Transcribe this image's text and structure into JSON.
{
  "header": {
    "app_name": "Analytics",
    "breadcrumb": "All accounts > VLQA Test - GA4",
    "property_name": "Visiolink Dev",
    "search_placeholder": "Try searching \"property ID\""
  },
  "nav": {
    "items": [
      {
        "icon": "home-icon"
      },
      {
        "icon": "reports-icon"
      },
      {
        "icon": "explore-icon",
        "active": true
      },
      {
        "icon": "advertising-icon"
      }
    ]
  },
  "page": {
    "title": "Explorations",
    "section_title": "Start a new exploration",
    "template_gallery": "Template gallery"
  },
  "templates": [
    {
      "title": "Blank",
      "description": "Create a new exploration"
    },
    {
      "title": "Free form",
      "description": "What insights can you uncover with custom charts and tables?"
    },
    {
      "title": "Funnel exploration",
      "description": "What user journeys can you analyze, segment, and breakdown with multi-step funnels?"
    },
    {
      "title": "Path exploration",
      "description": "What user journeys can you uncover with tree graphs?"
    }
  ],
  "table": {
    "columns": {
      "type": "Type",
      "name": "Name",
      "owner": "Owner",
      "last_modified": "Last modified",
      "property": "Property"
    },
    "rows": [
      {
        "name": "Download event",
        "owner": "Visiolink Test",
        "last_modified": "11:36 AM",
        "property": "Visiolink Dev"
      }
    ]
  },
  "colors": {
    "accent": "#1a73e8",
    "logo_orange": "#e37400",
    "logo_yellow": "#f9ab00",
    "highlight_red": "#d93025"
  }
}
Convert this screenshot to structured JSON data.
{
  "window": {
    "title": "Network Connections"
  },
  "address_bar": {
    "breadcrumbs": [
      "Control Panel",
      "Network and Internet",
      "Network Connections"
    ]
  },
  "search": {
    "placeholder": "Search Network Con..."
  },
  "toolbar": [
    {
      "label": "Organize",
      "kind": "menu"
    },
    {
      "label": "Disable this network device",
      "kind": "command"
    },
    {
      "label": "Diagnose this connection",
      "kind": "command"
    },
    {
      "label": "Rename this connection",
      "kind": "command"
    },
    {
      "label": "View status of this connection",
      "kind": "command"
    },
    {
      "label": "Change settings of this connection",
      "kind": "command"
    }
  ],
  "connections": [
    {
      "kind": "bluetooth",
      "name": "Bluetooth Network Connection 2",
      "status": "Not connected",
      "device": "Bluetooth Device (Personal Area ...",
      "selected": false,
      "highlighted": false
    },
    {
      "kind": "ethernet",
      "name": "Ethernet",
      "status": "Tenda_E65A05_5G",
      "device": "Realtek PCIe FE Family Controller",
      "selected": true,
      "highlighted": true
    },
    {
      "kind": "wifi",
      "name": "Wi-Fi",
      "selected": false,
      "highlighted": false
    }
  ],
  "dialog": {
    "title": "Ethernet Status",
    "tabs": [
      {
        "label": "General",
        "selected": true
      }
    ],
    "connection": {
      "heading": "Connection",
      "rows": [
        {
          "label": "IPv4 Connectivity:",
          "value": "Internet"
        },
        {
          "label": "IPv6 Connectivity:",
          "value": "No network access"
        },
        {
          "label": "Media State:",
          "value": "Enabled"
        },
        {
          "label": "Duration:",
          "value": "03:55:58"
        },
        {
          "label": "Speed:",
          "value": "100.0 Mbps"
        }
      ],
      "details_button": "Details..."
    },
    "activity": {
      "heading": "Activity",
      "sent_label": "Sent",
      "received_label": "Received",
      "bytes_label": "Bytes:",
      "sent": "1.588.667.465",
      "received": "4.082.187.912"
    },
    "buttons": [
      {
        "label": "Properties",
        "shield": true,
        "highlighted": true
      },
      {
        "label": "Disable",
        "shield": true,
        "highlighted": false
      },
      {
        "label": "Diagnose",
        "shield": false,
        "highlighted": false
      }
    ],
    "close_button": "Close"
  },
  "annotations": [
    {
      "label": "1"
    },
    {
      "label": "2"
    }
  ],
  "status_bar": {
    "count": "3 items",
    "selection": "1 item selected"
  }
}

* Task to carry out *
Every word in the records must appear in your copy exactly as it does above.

* Answer section *
Transcribe this image's text and structure into JSON.
{
  "header": {
    "app_name": "Analytics",
    "breadcrumb": "All accounts > VLQA Test - GA4",
    "property_name": "Visiolink Dev",
    "search_placeholder": "Try searching \"property ID\""
  },
  "nav": {
    "items": [
      {
        "icon": "home-icon"
      },
      {
        "icon": "reports-icon"
      },
      {
        "icon": "explore-icon",
        "active": true
      },
      {
        "icon": "advertising-icon"
      }
    ]
  },
  "page": {
    "title": "Explorations",
    "section_title": "Start a new exploration",
    "template_gallery": "Template gallery"
  },
  "templates": [
    {
      "title": "Blank",
      "description": "Create a new exploration"
    },
    {
      "title": "Free form",
      "description": "What insights can you uncover with custom charts and tables?"
    },
    {
      "title": "Funnel exploration",
      "description": "What user journeys can you analyze, segment, and breakdown with multi-step funnels?"
    },
    {
      "title": "Path exploration",
      "description": "What user journeys can you uncover with tree graphs?"
    }
  ],
  "table": {
    "columns": {
      "type": "Type",
      "name": "Name",
      "owner": "Owner",
      "last_modified": "Last modified",
      "property": "Property"
    },
    "rows": [
      {
        "name": "Download event",
        "owner": "Visiolink Test",
        "last_modified": "11:36 AM",
        "property": "Visiolink Dev"
      }
    ]
  },
  "colors": {
    "accent": "#1a73e8",
    "logo_orange": "#e37400",
    "logo_yellow": "#f9ab00",
    "highlight_red": "#d93025"
  }
}
Convert this screenshot to structured JSON data.
{
  "window": {
    "title": "Network Connections"
  },
  "address_bar": {
    "breadcrumbs": [
      "Control Panel",
      "Network and Internet",
      "Network Connections"
    ]
  },
  "search": {
    "placeholder": "Search Network Con..."
  },
  "toolbar": [
    {
      "label": "Organize",
      "kind": "menu"
    },
    {
      "label": "Disable this network device",
      "kind": "command"
    },
    {
      "label": "Diagnose this connection",
      "kind": "command"
    },
    {
      "label": "Rename this connection",
      "kind": "command"
    },
    {
      "label": "View status of this connection",
      "kind": "command"
    },
    {
      "label": "Change settings of this connection",
      "kind": "command"
    }
  ],
  "connections": [
    {
      "kind": "bluetooth",
      "name": "Bluetooth Network Connection 2",
      "status": "Not connected",
      "device": "Bluetooth Device (Personal Area ...",
      "selected": false,
      "highlighted": false
    },
    {
      "kind": "ethernet",
      "name": "Ethernet",
      "status": "Tenda_E65A05_5G",
      "device": "Realtek PCIe FE Family Controller",
      "selected": true,
      "highlighted": true
    },
    {
      "kind": "wifi",
      "name": "Wi-Fi",
      "selected": false,
      "highlighted": false
    }
  ],
  "dialog": {
    "title": "Ethernet Status",
    "tabs": [
      {
        "label": "General",
        "selected": true
      }
    ],
    "connection": {
      "heading": "Connection",
      "rows": [
        {
          "label": "IPv4 Connectivity:",
          "value": "Internet"
        },
        {
          "label": "IPv6 Connectivity:",
          "value": "No network access"
        },
        {
          "label": "Media State:",
          "value": "Enabled"
        },
        {
          "label": "Duration:",
          "value": "03:55:58"
        },
        {
          "label": "Speed:",
          "value": "100.0 Mbps"
        }
      ],
      "details_button": "Details..."
    },
    "activity": {
      "heading": "Activity",
      "sent_label": "Sent",
      "received_label": "Received",
      "bytes_label": "Bytes:",
      "sent": "1.588.667.465",
      "received": "4.082.187.912"
    },
    "buttons": [
      {
        "label": "Properties",
        "shield": true,
        "highlighted": true
      },
      {
        "label": "Disable",
        "shield": true,
        "highlighted": false
      },
      {
        "label": "Diagnose",
        "shield": false,
        "highlighted": false
      }
    ],
    "close_button": "Close"
  },
  "annotations": [
    {
      "label": "1"
    },
    {
      "label": "2"
    }
  ],
  "status_bar": {
    "count": "3 items",
    "selection": "1 item selected"
  }
}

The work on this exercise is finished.